**Entries shown**:
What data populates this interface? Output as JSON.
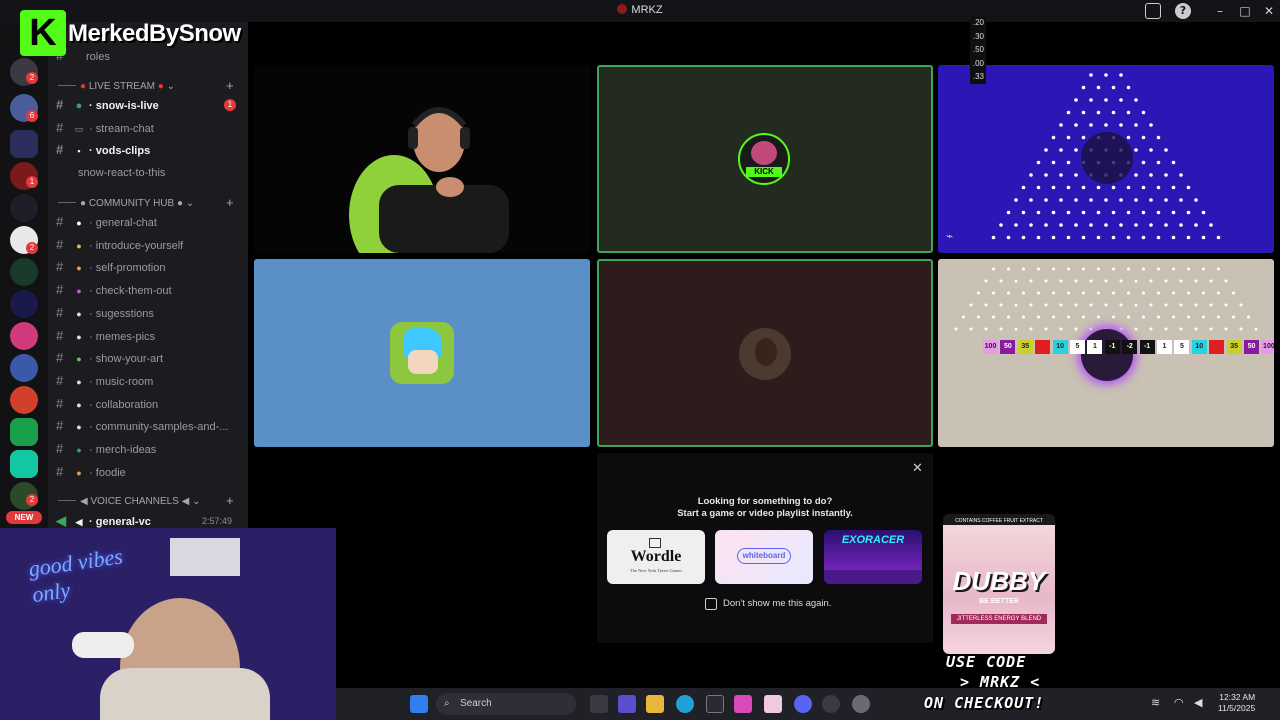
{
  "window": {
    "title": "MRKZ"
  },
  "overlay": {
    "brand": "MerkedBySnow",
    "logo_letter": "K"
  },
  "rail": {
    "badges": [
      "2",
      "6",
      "1",
      "2",
      "2"
    ],
    "new_label": "NEW"
  },
  "channels": {
    "top_item": "roles",
    "categories": {
      "live": "LIVE STREAM",
      "community": "COMMUNITY HUB",
      "voice": "VOICE CHANNELS"
    },
    "live_items": [
      {
        "name": "snow-is-live",
        "badge": "1"
      },
      {
        "name": "stream-chat"
      },
      {
        "name": "vods-clips"
      },
      {
        "name": "snow-react-to-this"
      }
    ],
    "community_items": [
      "general-chat",
      "introduce-yourself",
      "self-promotion",
      "check-them-out",
      "sugesstions",
      "memes-pics",
      "show-your-art",
      "music-room",
      "collaboration",
      "community-samples-and-...",
      "merch-ideas",
      "foodie"
    ],
    "voice_items": [
      {
        "name": "general-vc",
        "time": "2:57:49"
      }
    ]
  },
  "stats_numbers": [
    ".20",
    ".30",
    ".50",
    ".00",
    ".33"
  ],
  "tiles": {
    "kick_badge": "KICK",
    "plinko_slots": [
      "100",
      "50",
      "35",
      "-1",
      "10",
      "5",
      "1",
      "-1",
      "-2",
      "-1",
      "1",
      "5",
      "10",
      "-1",
      "35",
      "50",
      "100"
    ]
  },
  "activity": {
    "title": "Looking for something to do?",
    "subtitle": "Start a game or video playlist instantly.",
    "cards": [
      "Wordle",
      "whiteboard",
      "EXORACER"
    ],
    "wordle_sub": "The New York Times Games",
    "checkbox_label": "Don't show me this again."
  },
  "ad": {
    "brand": "DUBBY",
    "tagline": "BE BETTER",
    "top_text": "CONTAINS COFFEE FRUIT EXTRACT",
    "sub": "JITTERLESS ENERGY BLEND",
    "line1": "USE CODE",
    "line2": "> MRKZ <",
    "line3": "ON CHECKOUT!"
  },
  "webcam": {
    "neon_text": "good vibes only"
  },
  "taskbar": {
    "search_placeholder": "Search",
    "time": "12:32 AM",
    "date": "11/5/2025"
  },
  "colors": {
    "green": "#3ba55c",
    "kick": "#53fc18",
    "blue_tile": "#5b8fc8",
    "purple_tile": "#2a17b5",
    "badge_red": "#e23a3a"
  }
}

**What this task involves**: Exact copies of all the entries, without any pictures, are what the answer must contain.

**Exercise response**:
What data populates this interface? Output as JSON.
{
  "window": {
    "title": "MRKZ"
  },
  "overlay": {
    "brand": "MerkedBySnow",
    "logo_letter": "K"
  },
  "rail": {
    "badges": [
      "2",
      "6",
      "1",
      "2",
      "2"
    ],
    "new_label": "NEW"
  },
  "channels": {
    "top_item": "roles",
    "categories": {
      "live": "LIVE STREAM",
      "community": "COMMUNITY HUB",
      "voice": "VOICE CHANNELS"
    },
    "live_items": [
      {
        "name": "snow-is-live",
        "badge": "1"
      },
      {
        "name": "stream-chat"
      },
      {
        "name": "vods-clips"
      },
      {
        "name": "snow-react-to-this"
      }
    ],
    "community_items": [
      "general-chat",
      "introduce-yourself",
      "self-promotion",
      "check-them-out",
      "sugesstions",
      "memes-pics",
      "show-your-art",
      "music-room",
      "collaboration",
      "community-samples-and-...",
      "merch-ideas",
      "foodie"
    ],
    "voice_items": [
      {
        "name": "general-vc",
        "time": "2:57:49"
      }
    ]
  },
  "stats_numbers": [
    ".20",
    ".30",
    ".50",
    ".00",
    ".33"
  ],
  "tiles": {
    "kick_badge": "KICK",
    "plinko_slots": [
      "100",
      "50",
      "35",
      "-1",
      "10",
      "5",
      "1",
      "-1",
      "-2",
      "-1",
      "1",
      "5",
      "10",
      "-1",
      "35",
      "50",
      "100"
    ]
  },
  "activity": {
    "title": "Looking for something to do?",
    "subtitle": "Start a game or video playlist instantly.",
    "cards": [
      "Wordle",
      "whiteboard",
      "EXORACER"
    ],
    "wordle_sub": "The New York Times Games",
    "checkbox_label": "Don't show me this again."
  },
  "ad": {
    "brand": "DUBBY",
    "tagline": "BE BETTER",
    "top_text": "CONTAINS COFFEE FRUIT EXTRACT",
    "sub": "JITTERLESS ENERGY BLEND",
    "line1": "USE CODE",
    "line2": "> MRKZ <",
    "line3": "ON CHECKOUT!"
  },
  "webcam": {
    "neon_text": "good vibes only"
  },
  "taskbar": {
    "search_placeholder": "Search",
    "time": "12:32 AM",
    "date": "11/5/2025"
  },
  "colors": {
    "green": "#3ba55c",
    "kick": "#53fc18",
    "blue_tile": "#5b8fc8",
    "purple_tile": "#2a17b5",
    "badge_red": "#e23a3a"
  }
}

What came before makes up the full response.